Clementine’s Anorexia Nervosa Treatment Center Offers Help, Hope, and Health

While residential treatment facilities typically offer one or two holistic therapies, our treatment program provides a variety of evidence-based therapies helpful to teenagers coping with an eating disorder or a dual diagnosis. Experiential activities such as art, poetry, and songwriting have been proven to alleviate stress, anxiety and depression teens. Patients also receive experience-based guidance from a team of understanding counselors who have been through the difficulty of dealing with an eating disorder. Talking daily with counselors helps clients cope with and understand how unproductive thought patterns contribute to their anorexia nervosa disorder. clients may find it difficult to discuss deeply personal problems with a therapist at first but over the course of their treatment program, they begin to realize our counselors genuinely care about making them whole, well and able to face the world head-on again with confidence and hope.

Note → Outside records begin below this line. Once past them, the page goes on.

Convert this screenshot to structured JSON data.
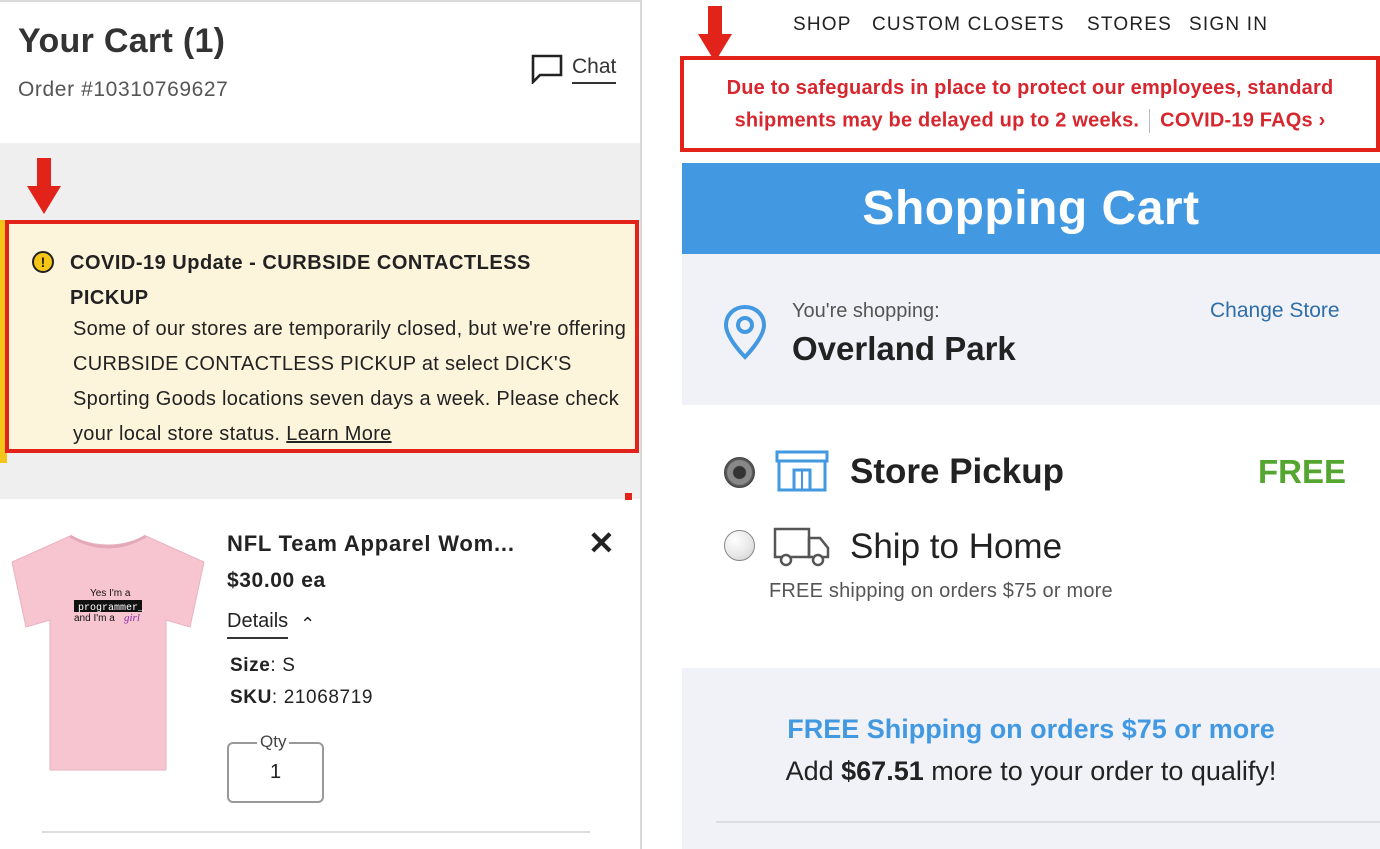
{
  "left": {
    "cart_title": "Your Cart (1)",
    "order_number": "Order #10310769627",
    "chat_label": "Chat",
    "covid_title": "COVID-19 Update - CURBSIDE CONTACTLESS PICKUP",
    "covid_body": "Some of our stores are temporarily closed, but we're offering CURBSIDE CONTACTLESS PICKUP at select DICK'S Sporting Goods locations seven days a week. Please check your local store status.",
    "learn_more": "Learn More",
    "product": {
      "name": "NFL Team Apparel Wom...",
      "price": "$30.00 ea",
      "details_label": "Details",
      "size_label": "Size",
      "size_value": "S",
      "sku_label": "SKU",
      "sku_value": "21068719",
      "qty_label": "Qty",
      "qty_value": "1",
      "shirt_text": {
        "line1": "Yes I'm a",
        "line2": "programmer_",
        "line3": "and I'm a",
        "line4": "girl"
      }
    }
  },
  "right": {
    "nav": [
      "SHOP",
      "CUSTOM CLOSETS",
      "STORES",
      "SIGN IN"
    ],
    "safeguard_line1": "Due to safeguards in place to protect our employees, standard",
    "safeguard_line2": "shipments may be delayed up to 2 weeks.",
    "covid_faq": "COVID-19 FAQs ›",
    "banner_title": "Shopping Cart",
    "shopping_label": "You're shopping:",
    "store_name": "Overland Park",
    "change_store": "Change Store",
    "options": [
      {
        "label": "Store Pickup",
        "selected": true,
        "icon": "storefront-icon"
      },
      {
        "label": "Ship to Home",
        "selected": false,
        "icon": "truck-icon"
      }
    ],
    "free_tag": "FREE",
    "ship_note": "FREE shipping on orders $75 or more",
    "promo_title": "FREE Shipping on orders $75 or more",
    "promo_prefix": "Add ",
    "promo_amount": "$67.51",
    "promo_suffix": " more to your order to qualify!"
  },
  "colors": {
    "highlight_red": "#e2231a",
    "banner_blue": "#4299e1",
    "free_green": "#55a630",
    "notice_bg": "#fdf4dc"
  }
}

Our anorexia nervosa disorder treatment program:

  • Teaches patients how their thoughts directly influence their emotions.
  • Heals past traumas causing deep emotional pain.
  • Improves relationship, problem-solving and communication skills.
  • Helps patients understand they have the ability to achieve their goals.
  • Shows them how to constructively manage anger, fear and other strong emotions without resorting to addictive eating habits.

Relapse Prevention for Anorexia Nervosa

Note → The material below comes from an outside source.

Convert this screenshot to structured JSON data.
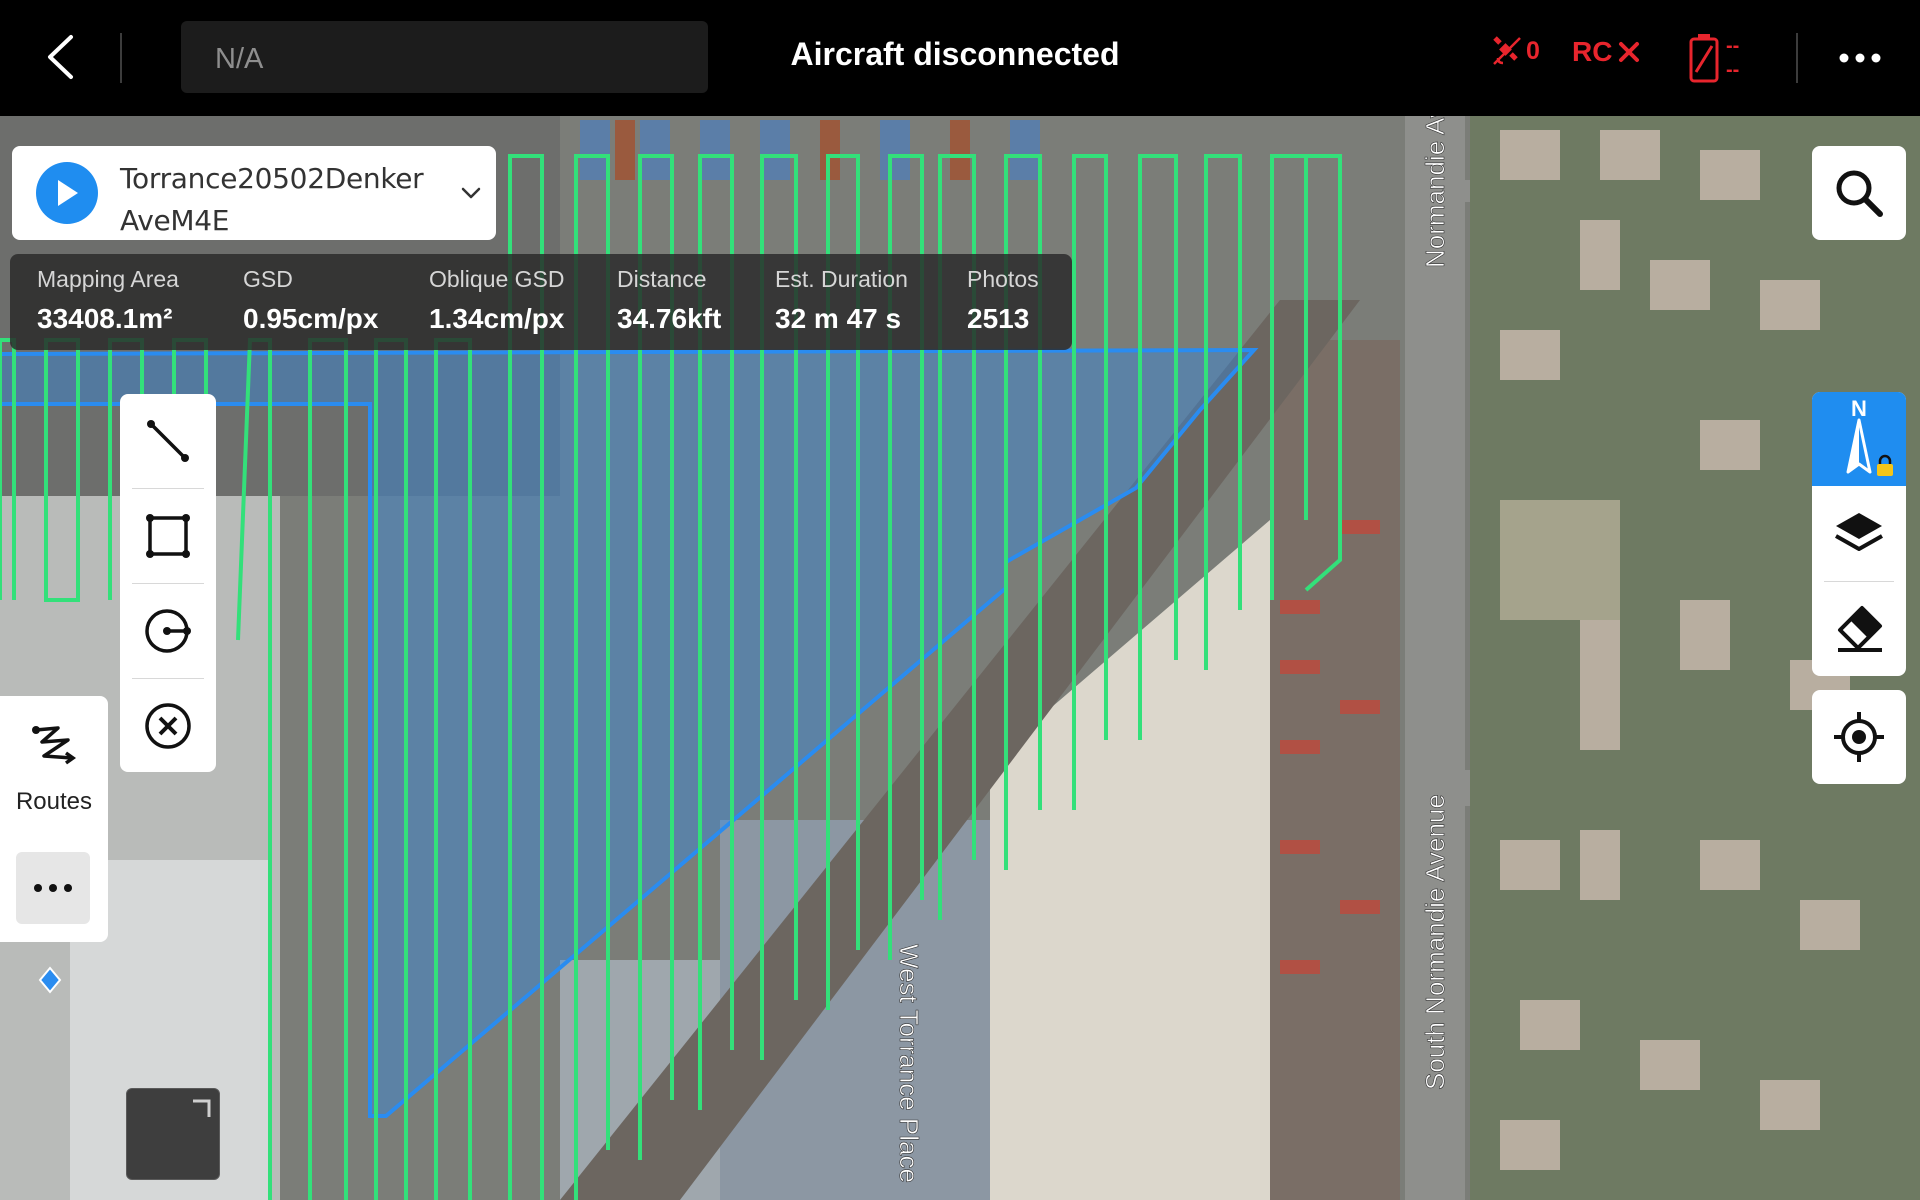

Eating disorders are difficult to treat simply because they are considered a form of addiction. If a patient relapses into their eating disordered self, we view this relapse in a more positive perspective that embraces the learning curve associated with relapse. By reinterpreting relapse as a need to tend to the soul, we consider this occurrence as an opportunity to improve coping skills and understand the complicated processes resulting in a patient’s particular triggering event.

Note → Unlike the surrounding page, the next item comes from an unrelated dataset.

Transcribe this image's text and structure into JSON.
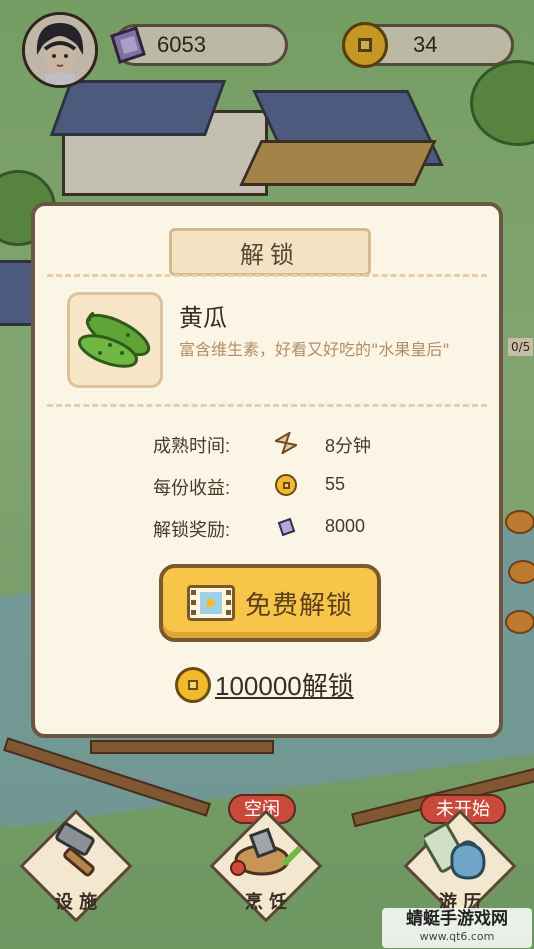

Relapse prevention therapy for anorexia nervosa disorder addresses even deeper issues influencing behaviors so that the patient and their therapist can build on existing coping strategies to help reduce the risk of another relapse.

Relapse prevention therapy (RPT) takes a biopsychosocial approach to eating disorders and examines the possibility that eating disorder behaviors are overlearned, acquired habits cemented over time by intense feelings of wanting to control everything, low self-esteem, distorted body image and a detachment from reality. As time passes, the emotional and physical “rewards” experienced by girls with eating disorders diminish unless they intensify their compulsion to lose weight. Consequently, girls with anorexia nervosa are assimilated into a world that revolves around nothing but food – how much they allow themselves to eat, how much weight they gain because of eating and whether they can continue hiding their eating disorder from others.

Learn More About Anorexia Nervosa Treatment Today

Recognized as one of the leading eating disorders treatment centers in the U.S., Clementine takes a holistic, integrated approach to addressing the many mental and physical issues affecting adolescent girls with anorexia nervosa. We also focus on treating dual diagnosis disorders with professionally developed therapeutic programs personalized to exceed the needs of individual patients. Our comprehensive biopsychosocial model supporting a variety of experiential and cognitive behavioral therapies works to improve a patient’s physical wellness, mental health, self-esteem and relationships with parents, siblings, and friends. Call us today for more information about our residential treatment centers.